My mother threw hissy fits over the damage intubation and anesthesia did to her teeth in the months before she was too near death to care. Fact is, sometimes damage just happens, especially to an old, brittle mouth. She stopped smiling unless by accident, and eventually stopped smiling altogether.


It was wrong to say this tooth won’t be missed. My tongue misses it already. I feel the broken remnants, and a jagged bit poking over the rim of the socket. When I envision the root left behind, it’s clean and white. A little rough, but white. I know it’s not. It must be as horrible as the tooth that broke off. And there’s a murmur of pain, too, from the molar next to the empty space. The pressure is different when I bite, and either the adjacent tooth is wounded and doomed, or it’s the pain of adjustment. What’s left behind is realigning, adjusting, and it may be painful. It will be painful.
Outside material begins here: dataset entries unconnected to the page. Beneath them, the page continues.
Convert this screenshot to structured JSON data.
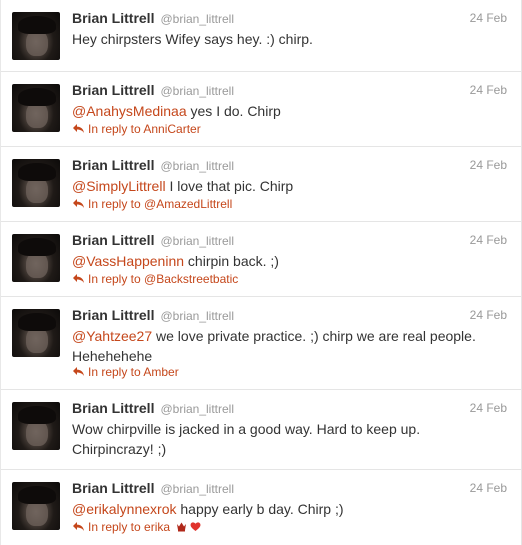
{
  "author": {
    "name": "Brian Littrell",
    "handle": "@brian_littrell"
  },
  "colors": {
    "link": "#c5471b",
    "meta": "#999999",
    "text": "#333333"
  },
  "tweets": [
    {
      "time": "24 Feb",
      "mention": "",
      "text": "Hey chirpsters Wifey says hey. :) chirp.",
      "reply_to": ""
    },
    {
      "time": "24 Feb",
      "mention": "@AnahysMedinaa",
      "text": " yes I do. Chirp",
      "reply_to": "In reply to AnniCarter"
    },
    {
      "time": "24 Feb",
      "mention": "@SimplyLittrell",
      "text": " I love that pic. Chirp",
      "reply_to": "In reply to @AmazedLittrell"
    },
    {
      "time": "24 Feb",
      "mention": "@VassHappeninn",
      "text": " chirpin back. ;)",
      "reply_to": "In reply to @Backstreetbatic"
    },
    {
      "time": "24 Feb",
      "mention": "@Yahtzee27",
      "text": " we love private practice. ;) chirp we are real people. Hehehehehe",
      "reply_to": "In reply to Amber"
    },
    {
      "time": "24 Feb",
      "mention": "",
      "text": "Wow chirpville is jacked in a good way. Hard to keep up. Chirpincrazy! ;)",
      "reply_to": ""
    },
    {
      "time": "24 Feb",
      "mention": "@erikalynnexrok",
      "text": " happy early b day. Chirp ;)",
      "reply_to": "In reply to erika",
      "reply_icons": [
        "crown-icon",
        "heart-icon"
      ]
    }
  ]
}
This rite of passage sucks, and Krazy Glue won’t do any good. I wish I believed in the Tooth Fairy and looked forward to the promise of a quarter under my pillow, the onset of a longed-for new maturity. It’s tough not to feel rotted and hollow, brittle, and past my use-by date. My shelf life went from “I’m still sort of young. It’s too soon to worry,” to “Oh shit…it’s started. I’m falling apart.”

I wonder if piecemeal death by apathy is imminent for the rest of me, like for that damned molar. The Tooth Fairy may be near, but Mr. Death is traveling alongside to collect more of my parts as they fall off.

The two of them are in the hall, laughing softly while I toss and turn.

“He’s asleep by now. Go on in.”

“No—you go!”

Glittering wings rustle, and the scythe scrapes the wall.

The only reward I’m likely to find under my pillow is an open-ended ticket to the wonderland of colonoscopies and slow disintegration, but a return visit from the Tooth Fairy is better than waking to find Mr. Death standing alone at my bedside.

“Good job, Tooth Fairy!” Mr. Death chortles, and they tiptoe away, their responsibilities fulfilled for the night.


Barry Maxwell is a native of Austin, Texas, and a student of Creative Writing at Austin Community College. His work has been published in The Rio Review, and will appear in the forthcoming Northern Colorado Writers 2013 Pooled Ink Anthology.